With Golden Globe champ Regina King (“If Beale Street Could Talk”) and SAG Awards winner Emily Blunt (“A Quiet Place”) out of the picture, the Best Supporting Actress race at the BAFTAs is wide open. Our Experts are placing their chips on homegrown talent Rachel Weisz (“The Favourite”), who’s holding an I.O.U. from the organization after losing for “The Constant Gardener” (2005). Will she cash in her overdue status with BAFTA voters?

Weisz ran the table 13 years ago for the John Le Carre adaptation, which brought her Oscar, Golden Globe, and SAG victories as Best Supporting Actress. Yet she lost at BAFTA, perhaps because the British academy actually nominated her as a leading actress against Reese Witherspoon (“Walk the Line”), who won both the BAFTA and the Oscar that year.

See Fiona Crombie Interview: ‘The Favourite

The Favourite” casts Weisz as Lady Sarah, a loyal aide to the
See full article at Gold Derby »
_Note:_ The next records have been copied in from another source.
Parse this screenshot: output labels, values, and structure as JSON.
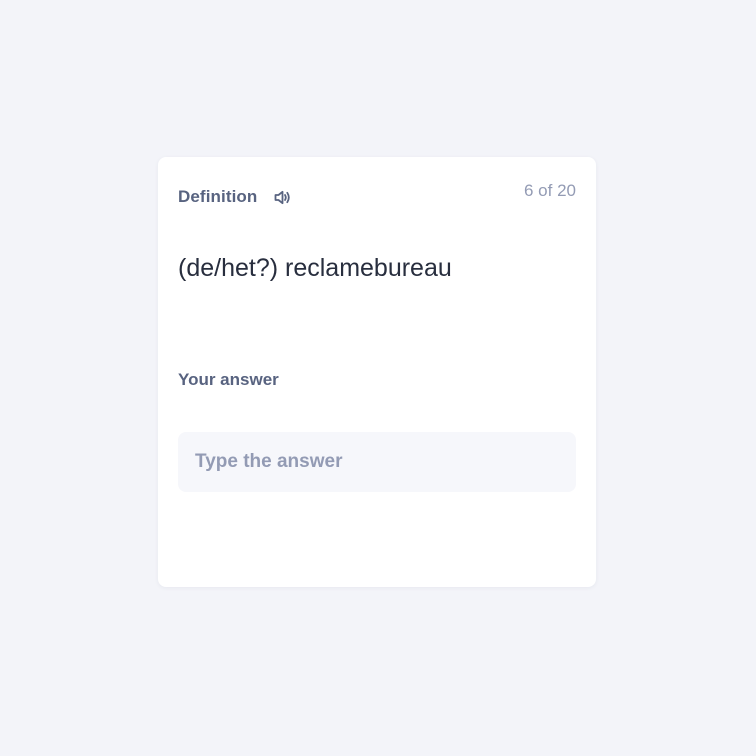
{
  "card": {
    "term_side_label": "Definition",
    "audio_icon": "speaker-icon",
    "progress": "6 of 20",
    "term": "(de/het?) reclamebureau",
    "answer_label": "Your answer",
    "answer_input": {
      "value": "",
      "placeholder": "Type the answer"
    }
  },
  "colors": {
    "background": "#f3f4f9",
    "card": "#ffffff",
    "label": "#586380",
    "muted": "#939bb4",
    "text": "#282e3e",
    "input_bg": "#f6f7fb"
  }
}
VFX Supervisor Roger Guyett On The Thousands Of Character Models Crafted For ‘Ready Player One’

  • Deadline
VFX Supervisor Roger Guyett On The Thousands Of Character Models Crafted For ‘Ready Player One’
Between Saving Private Ryan and Ready Player One—the critically acclaimed adaptation of Ernest Cline’s 2011 novel—VFX supervisor Roger Guyett has been along for the ride on two of the most demanding projects of Steven Spielberg’s career.

An entirely different animal than the former picture—a 1998 war drama which won five Oscars—Ready Player Onewas “a really complicated movie to make.” Containing close to 1500 digital effects shots, the film was crafted through a “multi-tiered animation approach,” consisting of motion capture, more traditional keyframe animation techniques, and pure computer animation.

Set in a dystopian Columbus, Ohio in the year 2045, the adventure pic follows Wade Watts (Tye Sheridan), an orphaned teenager coming of age at a time when people need an escape, and have found one in technology. It’s in the Oasis, a virtual reality software devised by James Halliday (Mark Rylance), that Wade can be whoever he wants to be.
See full article at Deadline »
An error has occured. Please try again.

See also

Credited With |  External Sites


Recently Viewed